greatest and best preventative remedy
known. These wonderful little vegetable
pills cleanse the blood, and make It rick
and red. They stimulate the liver to
healthy action and invigorate the whole
system. You may be very sick at night;
Smith's Pineapple and Butternut Pills make
you well In the morning. Physicians useand
recommend. They form no habit. You
should always keep them on hand. These
little Vegetable Pills will ward off many ills.
To Cure Constipation
Biliousness and Sick
Headache in a Night, use
Diseasoa of H2Z I
liversndB&rels ft I
CO rtlU in Cltni.ii Vlnl 25r All Dmitri.
For Sick Kidneys
BlvMer Dn3 Ilhennuitlsra,
lh nie lt runcilr. Reliable,
citf r- 1 rleadtriirp)iyldani;
Mfc ilednal. ltesults luting.
On .ie nurket IS yean. Hare
cu rd thomirola. loo pllli ln

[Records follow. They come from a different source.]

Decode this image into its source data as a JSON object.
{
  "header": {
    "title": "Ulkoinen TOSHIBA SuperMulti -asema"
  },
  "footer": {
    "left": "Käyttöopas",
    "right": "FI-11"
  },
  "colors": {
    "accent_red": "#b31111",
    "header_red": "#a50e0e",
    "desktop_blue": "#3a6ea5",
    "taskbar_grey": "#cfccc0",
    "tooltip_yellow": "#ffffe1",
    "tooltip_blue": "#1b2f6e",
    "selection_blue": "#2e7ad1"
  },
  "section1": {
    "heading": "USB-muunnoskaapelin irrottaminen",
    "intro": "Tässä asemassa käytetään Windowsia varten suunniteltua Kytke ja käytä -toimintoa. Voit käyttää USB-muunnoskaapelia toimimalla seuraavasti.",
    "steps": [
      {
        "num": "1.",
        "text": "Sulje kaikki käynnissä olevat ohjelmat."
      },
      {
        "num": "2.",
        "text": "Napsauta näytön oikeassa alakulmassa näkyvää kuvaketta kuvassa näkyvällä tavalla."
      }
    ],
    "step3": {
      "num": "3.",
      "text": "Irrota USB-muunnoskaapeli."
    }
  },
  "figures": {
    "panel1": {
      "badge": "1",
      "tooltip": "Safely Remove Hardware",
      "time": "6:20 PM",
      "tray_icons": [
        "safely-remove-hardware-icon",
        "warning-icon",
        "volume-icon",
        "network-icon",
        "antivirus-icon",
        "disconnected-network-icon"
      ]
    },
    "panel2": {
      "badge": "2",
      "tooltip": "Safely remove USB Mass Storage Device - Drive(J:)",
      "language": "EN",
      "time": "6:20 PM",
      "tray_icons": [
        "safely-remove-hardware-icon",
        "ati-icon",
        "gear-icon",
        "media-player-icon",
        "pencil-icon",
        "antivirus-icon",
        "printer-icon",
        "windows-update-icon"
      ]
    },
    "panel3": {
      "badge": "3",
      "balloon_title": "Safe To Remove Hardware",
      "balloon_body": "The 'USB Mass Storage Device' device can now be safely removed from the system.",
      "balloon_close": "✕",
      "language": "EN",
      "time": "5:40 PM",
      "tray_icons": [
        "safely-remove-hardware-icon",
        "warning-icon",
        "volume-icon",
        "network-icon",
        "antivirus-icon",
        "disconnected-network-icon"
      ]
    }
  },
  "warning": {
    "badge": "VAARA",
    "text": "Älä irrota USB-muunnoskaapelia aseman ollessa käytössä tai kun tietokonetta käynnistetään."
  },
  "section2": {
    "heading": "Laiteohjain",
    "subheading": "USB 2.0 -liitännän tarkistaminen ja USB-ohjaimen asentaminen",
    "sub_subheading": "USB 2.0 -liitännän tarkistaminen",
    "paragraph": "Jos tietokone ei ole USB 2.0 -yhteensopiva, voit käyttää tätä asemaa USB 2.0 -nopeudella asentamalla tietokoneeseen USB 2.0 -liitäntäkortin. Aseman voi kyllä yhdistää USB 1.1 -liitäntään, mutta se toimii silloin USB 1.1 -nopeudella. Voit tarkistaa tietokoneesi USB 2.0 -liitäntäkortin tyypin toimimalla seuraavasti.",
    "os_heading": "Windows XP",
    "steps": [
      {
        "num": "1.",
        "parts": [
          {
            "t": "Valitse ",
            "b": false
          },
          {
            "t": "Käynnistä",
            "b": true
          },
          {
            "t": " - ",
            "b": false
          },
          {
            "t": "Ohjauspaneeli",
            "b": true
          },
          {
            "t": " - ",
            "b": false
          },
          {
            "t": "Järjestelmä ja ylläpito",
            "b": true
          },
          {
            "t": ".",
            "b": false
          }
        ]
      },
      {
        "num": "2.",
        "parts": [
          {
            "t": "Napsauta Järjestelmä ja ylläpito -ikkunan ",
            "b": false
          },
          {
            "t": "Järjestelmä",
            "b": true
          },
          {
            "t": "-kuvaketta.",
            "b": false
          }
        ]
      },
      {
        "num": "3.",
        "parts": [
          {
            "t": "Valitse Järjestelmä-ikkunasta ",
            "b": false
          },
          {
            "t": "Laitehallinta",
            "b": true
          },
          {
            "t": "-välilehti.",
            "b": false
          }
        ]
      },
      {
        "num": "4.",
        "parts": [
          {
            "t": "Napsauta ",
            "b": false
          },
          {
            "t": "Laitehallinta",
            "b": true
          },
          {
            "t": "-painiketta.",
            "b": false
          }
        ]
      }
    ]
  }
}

ort-tml plan mpVasre, eocenti.
TrlU bote. 60 pills, U cents. All
drainrtsts eeU and recommend.
1 WHEN THERE I
IS ILLNESS S
in your family you of course call
a reliable physician. Don't stop
at that ; have his prescriptions
put up at a reliable pharmacy,
even if it is a little farther from
your home than some other Btore.
You can find no more reliable
store than ours. It would be im
possible for more care to be taken
in the selection of drugs, etc., or
in the compounding. Prescrip
tions brought here, either night
or day, will be promptly and
accurately compounded "by a
competent registered pharmacist
and the prices will be most rea
sonable. O. T. CHAMBERS,
Opp. D. A II. Station. Hoesdai.e. Pa.
. ..m ... j j-
I SPENCER 1
The Jeweler t
X would like to see you if
you are in the market
t for X
I JEWELRY, S1LVER-
t WARE, WATCH ES.t
"Gunranteed articles only sold." X
NOTICE is nereby given that an ap
plication will be made to the
Governor of Pennsylvania on Tues
day, November 15, A. D. 1910, by
Lorenzo It. Foster, John It. Jones,
Thomas J. Burke and others, under
the Act of Assembly of the Common
wealth of Pennsylvania, entitled,
"An Act for the incorporation and
regulation of banks of discount and
deposit," approved May 13, A. D.
187G, and the supplements thereto,
for the charter of an intended cor
poration to bo called "The Hawley
Bank," to bo located in Hawley,
county of Wayne, and Commonwealth
of Pennsylvania, which said propos
ed corporation is organized for tho
specific purpose of receiving deposits,
making loans and discounts, nnd do
ing u general banking business, un
der tho laws of tho Commonwealth
of Pennsylvania. Capital stock is
fixed at fifty thousand dollars (?50
000), divided into one thousand (1,
000) shares of the par value of fifty
dollars (J50.00) each, with ten
dollars (?10.00) on each share for
surplus, the total capital and Burplus
being sixty thousand dollars (?60,
000). Said proposed corporation,
for tho purposes above stated, shall
have, possess and enjoy all the
rights, benefits and privileges of the
said act of assembly and its supple
ments. JOHN It. JONES,
Attorney for Incorporators.
TWELVE muslin trespass notices
for ?1.00; six for seventy-five cents.
Name of owner, township and law
regarding trespassing printed there
on. CITIZEN office.